**Records shown:**
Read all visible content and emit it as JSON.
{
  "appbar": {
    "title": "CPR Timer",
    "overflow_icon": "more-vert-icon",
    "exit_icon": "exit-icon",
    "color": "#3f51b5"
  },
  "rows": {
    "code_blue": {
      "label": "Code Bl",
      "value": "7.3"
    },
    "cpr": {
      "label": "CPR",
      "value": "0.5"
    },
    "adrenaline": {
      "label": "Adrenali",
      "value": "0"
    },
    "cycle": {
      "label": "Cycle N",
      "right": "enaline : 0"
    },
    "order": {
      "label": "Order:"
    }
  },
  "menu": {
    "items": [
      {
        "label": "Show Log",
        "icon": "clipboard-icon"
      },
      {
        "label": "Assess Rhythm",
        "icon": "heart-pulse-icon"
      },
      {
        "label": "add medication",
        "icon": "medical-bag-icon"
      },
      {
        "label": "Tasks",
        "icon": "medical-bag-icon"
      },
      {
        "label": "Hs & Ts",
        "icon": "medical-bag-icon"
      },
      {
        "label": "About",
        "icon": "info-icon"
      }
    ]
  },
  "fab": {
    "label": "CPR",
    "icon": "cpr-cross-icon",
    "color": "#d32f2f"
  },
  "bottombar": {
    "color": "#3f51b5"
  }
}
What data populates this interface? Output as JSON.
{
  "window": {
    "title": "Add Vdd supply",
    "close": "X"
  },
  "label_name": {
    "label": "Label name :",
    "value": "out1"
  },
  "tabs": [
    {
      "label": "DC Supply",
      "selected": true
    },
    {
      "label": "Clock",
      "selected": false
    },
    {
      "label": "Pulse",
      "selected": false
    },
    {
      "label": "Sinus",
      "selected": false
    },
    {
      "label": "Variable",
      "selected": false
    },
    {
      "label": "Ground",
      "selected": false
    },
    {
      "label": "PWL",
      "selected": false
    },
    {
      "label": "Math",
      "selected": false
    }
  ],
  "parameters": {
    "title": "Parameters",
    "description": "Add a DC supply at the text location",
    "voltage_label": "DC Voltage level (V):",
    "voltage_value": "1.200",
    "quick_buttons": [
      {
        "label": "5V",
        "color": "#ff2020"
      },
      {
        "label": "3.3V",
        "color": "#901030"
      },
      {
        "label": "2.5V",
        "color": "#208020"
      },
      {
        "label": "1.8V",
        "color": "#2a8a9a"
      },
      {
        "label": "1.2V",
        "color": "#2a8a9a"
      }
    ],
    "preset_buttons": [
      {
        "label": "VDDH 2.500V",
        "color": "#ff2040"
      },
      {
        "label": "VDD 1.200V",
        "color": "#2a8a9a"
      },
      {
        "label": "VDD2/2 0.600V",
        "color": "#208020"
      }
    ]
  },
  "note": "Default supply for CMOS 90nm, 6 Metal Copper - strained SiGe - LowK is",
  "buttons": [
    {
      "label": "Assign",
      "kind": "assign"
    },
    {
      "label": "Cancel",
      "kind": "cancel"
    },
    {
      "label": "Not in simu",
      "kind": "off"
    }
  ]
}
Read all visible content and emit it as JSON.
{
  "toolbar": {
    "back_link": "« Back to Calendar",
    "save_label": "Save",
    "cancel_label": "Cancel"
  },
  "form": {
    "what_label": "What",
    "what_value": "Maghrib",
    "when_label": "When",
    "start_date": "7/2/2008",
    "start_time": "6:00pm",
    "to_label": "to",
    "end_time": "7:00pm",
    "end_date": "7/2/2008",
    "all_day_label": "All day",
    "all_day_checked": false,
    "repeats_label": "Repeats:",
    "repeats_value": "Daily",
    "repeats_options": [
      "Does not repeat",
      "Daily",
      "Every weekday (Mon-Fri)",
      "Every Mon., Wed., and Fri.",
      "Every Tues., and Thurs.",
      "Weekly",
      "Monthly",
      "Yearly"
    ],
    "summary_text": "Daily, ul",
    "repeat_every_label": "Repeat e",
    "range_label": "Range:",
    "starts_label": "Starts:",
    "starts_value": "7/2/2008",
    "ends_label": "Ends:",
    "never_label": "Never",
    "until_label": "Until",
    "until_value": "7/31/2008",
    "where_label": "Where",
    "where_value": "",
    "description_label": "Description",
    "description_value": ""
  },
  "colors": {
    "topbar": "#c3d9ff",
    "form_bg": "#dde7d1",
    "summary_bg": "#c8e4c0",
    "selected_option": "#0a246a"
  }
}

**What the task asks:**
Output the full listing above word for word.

**Task solution:**
Read all visible content and emit it as JSON.
{
  "appbar": {
    "title": "CPR Timer",
    "overflow_icon": "more-vert-icon",
    "exit_icon": "exit-icon",
    "color": "#3f51b5"
  },
  "rows": {
    "code_blue": {
      "label": "Code Bl",
      "value": "7.3"
    },
    "cpr": {
      "label": "CPR",
      "value": "0.5"
    },
    "adrenaline": {
      "label": "Adrenali",
      "value": "0"
    },
    "cycle": {
      "label": "Cycle N",
      "right": "enaline : 0"
    },
    "order": {
      "label": "Order:"
    }
  },
  "menu": {
    "items": [
      {
        "label": "Show Log",
        "icon": "clipboard-icon"
      },
      {
        "label": "Assess Rhythm",
        "icon": "heart-pulse-icon"
      },
      {
        "label": "add medication",
        "icon": "medical-bag-icon"
      },
      {
        "label": "Tasks",
        "icon": "medical-bag-icon"
      },
      {
        "label": "Hs & Ts",
        "icon": "medical-bag-icon"
      },
      {
        "label": "About",
        "icon": "info-icon"
      }
    ]
  },
  "fab": {
    "label": "CPR",
    "icon": "cpr-cross-icon",
    "color": "#d32f2f"
  },
  "bottombar": {
    "color": "#3f51b5"
  }
}
What data populates this interface? Output as JSON.
{
  "window": {
    "title": "Add Vdd supply",
    "close": "X"
  },
  "label_name": {
    "label": "Label name :",
    "value": "out1"
  },
  "tabs": [
    {
      "label": "DC Supply",
      "selected": true
    },
    {
      "label": "Clock",
      "selected": false
    },
    {
      "label": "Pulse",
      "selected": false
    },
    {
      "label": "Sinus",
      "selected": false
    },
    {
      "label": "Variable",
      "selected": false
    },
    {
      "label": "Ground",
      "selected": false
    },
    {
      "label": "PWL",
      "selected": false
    },
    {
      "label": "Math",
      "selected": false
    }
  ],
  "parameters": {
    "title": "Parameters",
    "description": "Add a DC supply at the text location",
    "voltage_label": "DC Voltage level (V):",
    "voltage_value": "1.200",
    "quick_buttons": [
      {
        "label": "5V",
        "color": "#ff2020"
      },
      {
        "label": "3.3V",
        "color": "#901030"
      },
      {
        "label": "2.5V",
        "color": "#208020"
      },
      {
        "label": "1.8V",
        "color": "#2a8a9a"
      },
      {
        "label": "1.2V",
        "color": "#2a8a9a"
      }
    ],
    "preset_buttons": [
      {
        "label": "VDDH 2.500V",
        "color": "#ff2040"
      },
      {
        "label": "VDD 1.200V",
        "color": "#2a8a9a"
      },
      {
        "label": "VDD2/2 0.600V",
        "color": "#208020"
      }
    ]
  },
  "note": "Default supply for CMOS 90nm, 6 Metal Copper - strained SiGe - LowK is",
  "buttons": [
    {
      "label": "Assign",
      "kind": "assign"
    },
    {
      "label": "Cancel",
      "kind": "cancel"
    },
    {
      "label": "Not in simu",
      "kind": "off"
    }
  ]
}
Read all visible content and emit it as JSON.
{
  "toolbar": {
    "back_link": "« Back to Calendar",
    "save_label": "Save",
    "cancel_label": "Cancel"
  },
  "form": {
    "what_label": "What",
    "what_value": "Maghrib",
    "when_label": "When",
    "start_date": "7/2/2008",
    "start_time": "6:00pm",
    "to_label": "to",
    "end_time": "7:00pm",
    "end_date": "7/2/2008",
    "all_day_label": "All day",
    "all_day_checked": false,
    "repeats_label": "Repeats:",
    "repeats_value": "Daily",
    "repeats_options": [
      "Does not repeat",
      "Daily",
      "Every weekday (Mon-Fri)",
      "Every Mon., Wed., and Fri.",
      "Every Tues., and Thurs.",
      "Weekly",
      "Monthly",
      "Yearly"
    ],
    "summary_text": "Daily, ul",
    "repeat_every_label": "Repeat e",
    "range_label": "Range:",
    "starts_label": "Starts:",
    "starts_value": "7/2/2008",
    "ends_label": "Ends:",
    "never_label": "Never",
    "until_label": "Until",
    "until_value": "7/31/2008",
    "where_label": "Where",
    "where_value": "",
    "description_label": "Description",
    "description_value": ""
  },
  "colors": {
    "topbar": "#c3d9ff",
    "form_bg": "#dde7d1",
    "summary_bg": "#c8e4c0",
    "selected_option": "#0a246a"
  }
}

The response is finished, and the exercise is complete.